>>>
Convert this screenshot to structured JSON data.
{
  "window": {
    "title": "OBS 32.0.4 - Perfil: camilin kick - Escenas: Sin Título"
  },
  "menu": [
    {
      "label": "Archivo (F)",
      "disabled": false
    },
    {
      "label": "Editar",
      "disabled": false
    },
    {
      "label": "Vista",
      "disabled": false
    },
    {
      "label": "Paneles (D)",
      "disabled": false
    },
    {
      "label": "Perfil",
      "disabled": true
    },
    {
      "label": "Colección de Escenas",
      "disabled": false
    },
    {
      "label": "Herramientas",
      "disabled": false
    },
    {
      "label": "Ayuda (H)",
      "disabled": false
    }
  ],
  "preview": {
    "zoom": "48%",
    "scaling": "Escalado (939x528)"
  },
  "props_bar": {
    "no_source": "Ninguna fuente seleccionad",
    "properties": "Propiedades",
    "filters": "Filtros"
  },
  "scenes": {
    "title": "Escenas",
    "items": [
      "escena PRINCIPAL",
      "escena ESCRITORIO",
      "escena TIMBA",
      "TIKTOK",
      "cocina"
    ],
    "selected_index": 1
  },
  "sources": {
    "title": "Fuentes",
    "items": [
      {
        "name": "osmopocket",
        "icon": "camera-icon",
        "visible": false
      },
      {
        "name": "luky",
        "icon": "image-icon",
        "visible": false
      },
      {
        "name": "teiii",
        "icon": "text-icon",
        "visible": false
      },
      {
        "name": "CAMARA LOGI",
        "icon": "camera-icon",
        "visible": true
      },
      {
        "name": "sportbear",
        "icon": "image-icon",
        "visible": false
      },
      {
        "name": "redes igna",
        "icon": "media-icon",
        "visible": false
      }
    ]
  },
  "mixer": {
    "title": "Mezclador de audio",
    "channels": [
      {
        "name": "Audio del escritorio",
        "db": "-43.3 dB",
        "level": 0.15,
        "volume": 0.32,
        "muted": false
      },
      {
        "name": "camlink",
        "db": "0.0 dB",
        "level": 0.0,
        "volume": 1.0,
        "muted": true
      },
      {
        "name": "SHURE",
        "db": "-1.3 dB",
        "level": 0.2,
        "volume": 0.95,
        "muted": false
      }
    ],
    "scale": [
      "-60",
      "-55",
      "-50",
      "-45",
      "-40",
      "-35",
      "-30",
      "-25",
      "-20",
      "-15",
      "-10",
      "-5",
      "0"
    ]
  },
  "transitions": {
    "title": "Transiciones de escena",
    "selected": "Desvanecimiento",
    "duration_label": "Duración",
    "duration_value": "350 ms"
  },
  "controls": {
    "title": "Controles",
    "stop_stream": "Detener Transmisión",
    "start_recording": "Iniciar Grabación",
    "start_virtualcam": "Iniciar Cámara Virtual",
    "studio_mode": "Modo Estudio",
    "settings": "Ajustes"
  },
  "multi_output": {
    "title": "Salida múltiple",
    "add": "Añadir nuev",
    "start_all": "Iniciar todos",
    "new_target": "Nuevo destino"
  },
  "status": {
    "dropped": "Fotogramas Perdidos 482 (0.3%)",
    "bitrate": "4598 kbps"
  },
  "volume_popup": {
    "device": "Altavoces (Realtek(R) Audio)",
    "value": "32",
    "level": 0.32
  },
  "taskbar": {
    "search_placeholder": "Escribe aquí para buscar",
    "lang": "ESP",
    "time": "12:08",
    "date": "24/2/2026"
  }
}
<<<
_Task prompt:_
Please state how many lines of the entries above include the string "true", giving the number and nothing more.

_Written solution:_
3